IPERION HSIntegrating Platforms for the European Research Infrastructure ON Heritage Science

Ground Penetrating Radar - medium and high frequency antenna

Ground-Penetrating Radar (GPR) is one of the most recent techniques developed in the field of nondestructive geophysics (in relation to other techniques, such as seismic, electrical, etc.), even if the idea to use electromagnetic waves to see through the subsoil dates back to the beginning of the century. The GPR technique is among the most used by the scientific community, thanks to the potential applications offered in various fields, such as civil engineering, hydrogeology, geology, monumental heritage, archeology, and the environment. In many cases (especially in the second half of the eighties), this technique was considered because the resolution of many geophysical problems could not be dealt with by other methodologies. Only in recent years has a more rational approach taken place, aimed at developing a systematic experimentation for identifying its real potential and its limits. GPR methodology consists of the identification of the electromagnetic discontinuities present in the subsoil and/or in the investigated materials due to isolated layers or bodies, having different dielectric characteristics with respect to the surrounding environment. The discontinuities that generate electromagnetic-wave reflections are linked to changes in the dielectric characteristics of the terrain matrix present in the subsoil or, in general, in the material used for the monumental heritage construction, which may be due to lithological changes, to variations in the water content, or to empty spaces present in the ground, such as burials, tombs, tunnels, and fractures. Depth of penetration and the resolution of a GPR survey depend on several factors related to the type of soil and/or material, the chemical composition, the clay content, the moisture content, etc. This is a nondestructive technique that uses short pulses (ranging between 1 and 10 ns) at high frequency (ranging from 10 MHz to some GHz), emitted and received by one or more antennas. Monostatic is the word used to indicate that a single antennaworks as a transmitter (Tx) and receiver (Rx). Bistatic is the word used in the case of two antennas working in a separate mode as Tx and Rx, respectively. Clearly the choice of the antennas to be used is determined by the target of the GPR investigation and therefore by the depth of investigation and the size of the anomalous bodies to be investigated. The result of a GPR survey is a radar profile or radar section, in which the set of traces acquired is displayed while the antenna moves on the ground; in these two-dimensional sections, one of the dimensions represents the line along which the antenna was moved and the other the two-way travel time of the electromagnetic wave reflection events. The two-way travel time, once defined the velocity of propagation of the electromagnetic wave within the investigated material, can be transformed in depth.

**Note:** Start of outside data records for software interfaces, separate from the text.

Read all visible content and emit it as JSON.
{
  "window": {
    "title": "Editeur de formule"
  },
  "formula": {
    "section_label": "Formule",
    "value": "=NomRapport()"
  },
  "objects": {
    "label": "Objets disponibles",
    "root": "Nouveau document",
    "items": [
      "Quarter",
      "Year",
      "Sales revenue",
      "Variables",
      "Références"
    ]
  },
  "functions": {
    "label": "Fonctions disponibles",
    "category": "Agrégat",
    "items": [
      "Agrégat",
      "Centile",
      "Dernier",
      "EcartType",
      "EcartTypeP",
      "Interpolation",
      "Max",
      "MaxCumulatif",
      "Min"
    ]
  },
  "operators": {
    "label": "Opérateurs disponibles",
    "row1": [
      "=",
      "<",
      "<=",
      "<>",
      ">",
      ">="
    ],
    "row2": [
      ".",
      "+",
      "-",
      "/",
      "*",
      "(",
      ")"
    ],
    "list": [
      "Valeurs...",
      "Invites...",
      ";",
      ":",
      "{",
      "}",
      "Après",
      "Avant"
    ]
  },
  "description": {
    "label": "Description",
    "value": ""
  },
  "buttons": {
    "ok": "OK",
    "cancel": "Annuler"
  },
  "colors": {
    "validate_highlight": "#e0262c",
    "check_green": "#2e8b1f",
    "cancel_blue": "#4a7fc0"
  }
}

Fields of application

  • Cultural heritage

    archaeological object and site, architecture, painting

  • Natural heritage



  • inorganic

    ceramics, stone


Ris Hi-Mod GPR system

GPR survey will be carried out with the time domain Ris Hi-Mod GPR system, manufactured by IDS System, equipped with medium and high frequency antennas. In particular, the medium frequency antennas (200 and 600 MhZ) will be used for detecting buried archaeological remains, whereas the high frequency antennas (900MhZ and 2GhZ) will be employed for...

Contact person
Giovanni Leucci